Remarks come after US President Biden called Pakistan ‘one of the most dangerous countries’ in the world.
The United States has expressed its “confidence” in Pakistan’s ability to secure its nuclear arsenal, days after President Joe Biden called the country one of the most dangerous nations in the world and said it had “nuclear weapons without any cohesion”.
In a press briefing on Monday, state department spokesperson Vedant Patel said the US has always viewed a secure and prosperous Pakistan as critical to US interests and that it was confident of Pakistan’s commitment and its ability to secure its nuclear assets”.
The remarks came after a meeting between Derek Chollet, state department counsellor, and Pakistan envoy to the US, Masood Khan.
In a tweet after the meeting, Chollet wrote that he met the ambassador to discuss the “longstanding partnership” between the two countries and to further grow ties.
Discussed with @CounselorDOS ways to build further resilience in #PAKUS ties and boost strategic trust. High level visits, people to people exchanges and effective communication would continue to fortify relations. Thanked Mr Chollet for his constructive role. https://t.co/19sfk0LHT4
— Masood Khan (@Masood__Khan) October 18, 2022
Khan responded the next day, writing that he and Chollet discussed “ways to build further resilience in #PAKUS ties and boost strategic trust.”

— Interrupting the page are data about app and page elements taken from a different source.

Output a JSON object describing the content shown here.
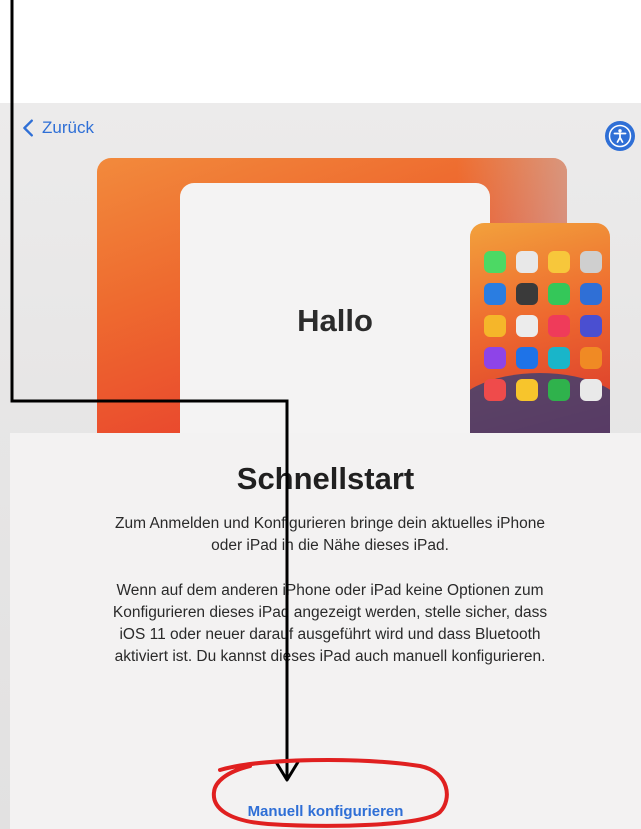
{
  "nav": {
    "back_label": "Zurück"
  },
  "hero": {
    "greeting": "Hallo",
    "app_icon_colors": [
      "#4cd964",
      "#e8e8e8",
      "#f7c73b",
      "#cfcfcf",
      "#2a7de1",
      "#3a3a3a",
      "#34c759",
      "#2f6fd6",
      "#f5b62a",
      "#ececec",
      "#ef3b5a",
      "#4a4fd1",
      "#8e44e8",
      "#1e73e8",
      "#19b5c9",
      "#f08a24",
      "#ef4b4b",
      "#f7c52c",
      "#2fb24c",
      "#e9e9e9"
    ]
  },
  "main": {
    "title": "Schnellstart",
    "paragraph1": "Zum Anmelden und Konfigurieren bringe dein aktuelles iPhone oder iPad in die Nähe dieses iPad.",
    "paragraph2": "Wenn auf dem anderen iPhone oder iPad keine Optionen zum Konfigurieren dieses iPad angezeigt werden, stelle sicher, dass iOS 11 oder neuer darauf ausgeführt wird und dass Bluetooth aktiviert ist. Du kannst dieses iPad auch manuell konfigurieren.",
    "manual_link": "Manuell konfigurieren"
  },
  "colors": {
    "accent": "#2f6fd6",
    "annotation_line": "#000000",
    "annotation_circle": "#e02020"
  },
  "icons": {
    "back": "chevron-left-icon",
    "accessibility": "accessibility-icon"
  }
}
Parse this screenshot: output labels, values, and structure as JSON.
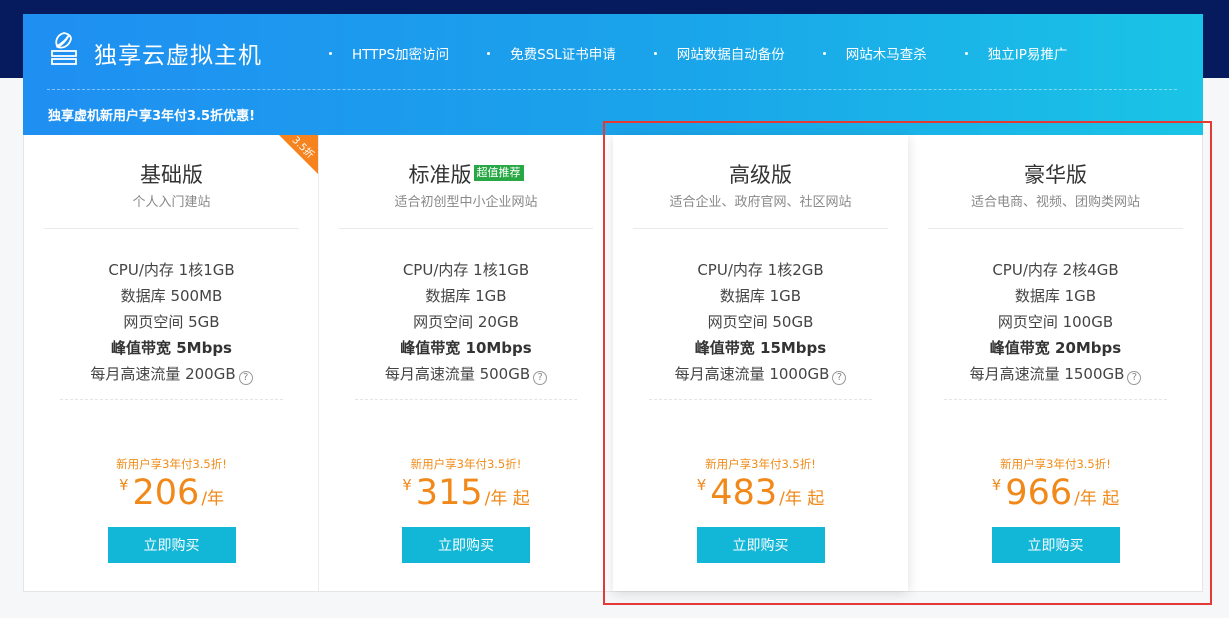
{
  "hero": {
    "title": "独享云虚拟主机",
    "features": [
      "HTTPS加密访问",
      "免费SSL证书申请",
      "网站数据自动备份",
      "网站木马查杀",
      "独立IP易推广"
    ],
    "promo": "独享虚机新用户享3年付3.5折优惠!"
  },
  "plans": [
    {
      "name": "基础版",
      "tag": "",
      "corner": "3.5折",
      "desc": "个人入门建站",
      "specs": [
        "CPU/内存 1核1GB",
        "数据库 500MB",
        "网页空间 5GB",
        "峰值带宽 5Mbps",
        "每月高速流量 200GB"
      ],
      "ribbon": "新用户享3年付3.5折!",
      "currency": "¥",
      "price": "206",
      "unit": "/年",
      "buy": "立即购买"
    },
    {
      "name": "标准版",
      "tag": "超值推荐",
      "corner": "",
      "desc": "适合初创型中小企业网站",
      "specs": [
        "CPU/内存 1核1GB",
        "数据库 1GB",
        "网页空间 20GB",
        "峰值带宽 10Mbps",
        "每月高速流量 500GB"
      ],
      "ribbon": "新用户享3年付3.5折!",
      "currency": "¥",
      "price": "315",
      "unit": "/年 起",
      "buy": "立即购买"
    },
    {
      "name": "高级版",
      "tag": "",
      "corner": "",
      "desc": "适合企业、政府官网、社区网站",
      "specs": [
        "CPU/内存 1核2GB",
        "数据库 1GB",
        "网页空间 50GB",
        "峰值带宽 15Mbps",
        "每月高速流量 1000GB"
      ],
      "ribbon": "新用户享3年付3.5折!",
      "currency": "¥",
      "price": "483",
      "unit": "/年 起",
      "buy": "立即购买"
    },
    {
      "name": "豪华版",
      "tag": "",
      "corner": "",
      "desc": "适合电商、视频、团购类网站",
      "specs": [
        "CPU/内存 2核4GB",
        "数据库 1GB",
        "网页空间 100GB",
        "峰值带宽 20Mbps",
        "每月高速流量 1500GB"
      ],
      "ribbon": "新用户享3年付3.5折!",
      "currency": "¥",
      "price": "966",
      "unit": "/年 起",
      "buy": "立即购买"
    }
  ],
  "colors": {
    "accent_orange": "#f0891a",
    "buy_button": "#12b7d8",
    "tag_green": "#28a745",
    "highlight_red": "#e53935"
  },
  "icons": {
    "logo": "cloud-server-leaf-icon",
    "help": "question-circle-icon"
  }
}
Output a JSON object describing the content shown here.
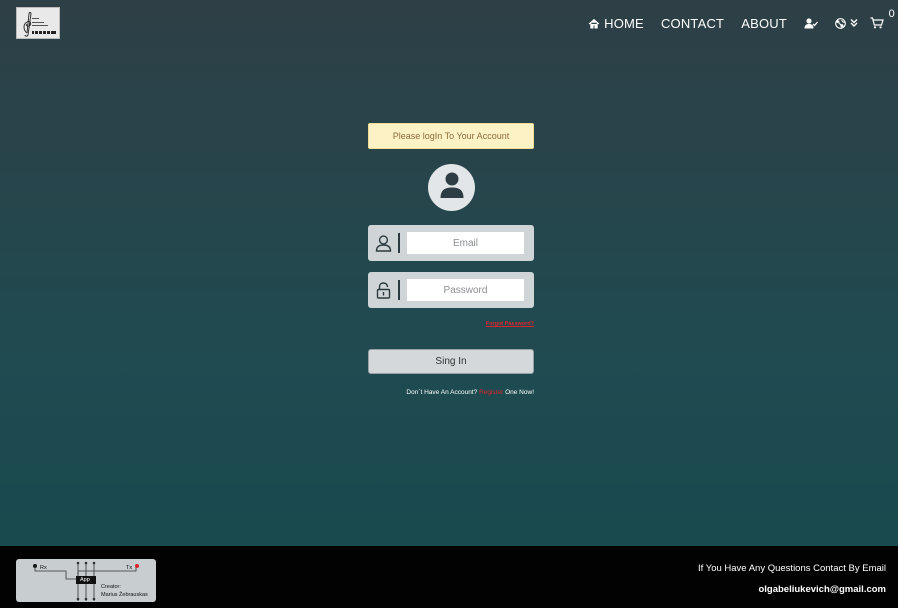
{
  "header": {
    "nav": {
      "home": "HOME",
      "contact": "CONTACT",
      "about": "ABOUT"
    },
    "cart_count": "0",
    "icons": [
      "home-icon",
      "user-check-icon",
      "globe-icon",
      "chevron-down-icon",
      "cart-icon"
    ]
  },
  "login": {
    "alert": "Please logIn To Your Account",
    "email_placeholder": "Email",
    "password_placeholder": "Password",
    "forgot": "Forgot Password?",
    "signin": "Sing In",
    "register_prefix": "Don`t Have An Account?",
    "register_link": "Register",
    "register_suffix": "One Now!"
  },
  "footer": {
    "credit_rx": "Rx",
    "credit_tx": "Tx",
    "credit_app": "App",
    "creator_label": "Creator:",
    "creator_name": "Marius Žebrauskas",
    "contact_text": "If You Have Any Questions Contact By Email",
    "email": "olgabeliukevich@gmail.com"
  },
  "colors": {
    "alert_bg": "#fdf1c6",
    "alert_text": "#8a6d3b",
    "link_red": "#d9262c",
    "footer_bg": "#020202"
  }
}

Neither Pakistan’s foreign ministry nor its information ministry responded to Al Jazeera’s inquiries regarding the US statement.
Pakistan had summoned the US ambassador following remarks by Biden during a speech at the Democratic Congressional Campaign Committee on October 13.
In the midst of discussing China’s President Xi Jinping and the Russian invasion of Ukraine, Biden said: “And what I think is maybe one of the most dangerous nations in the world: Pakistan. Nuclear weapons without any cohesion.”
Two days later, Pakistan’s foreign minister Bilawal Bhutto-Zardari said Pakistan had summoned the US ambassador to demand an explanation of Biden’s statement.
“We are fully capable of safeguarding our nuclear weapons, and they meet every international standard in accordance with the IAEA [International Atomic Energy Agency] as far as security and safety is concerned,” Bilawal told a press conference in the southern city of Karachi.
Prime Minister Shehbaz Sharif also rejected Biden’s assertions, calling them “factually incorrect and misleading”.
“Over the past decades, Pakistan has proven to be a most responsible nuclear state, wherein its nuclear programme is managed through a technically sound and foolproof command and control system,” Sharif said in a statement.
In recent years, Pakistan has gradually established closer economic and defence ties with regional ally China, one of the US’s main geopolitical rivals.
However, the last few months have seen a gradual increase in interaction between senior officials of Pakistan and the US.
Both Sharif and Bhutto-Zardari travelled to the US in September, and Pakistan’s army chief, General Qamar Javed Bajwa, visited Washington, DC, this month.
US officials, including Chollet, visited Pakistan in the aftermath of recent floods in early September.
The floods killed more than 1,700 people and affected some 33 million. The US has provided $66m in aid so far.
After not having an ambassador to Pakistan for four years, the US also appointed Donald Blome earlier this year, seen as many as a shift in attitude.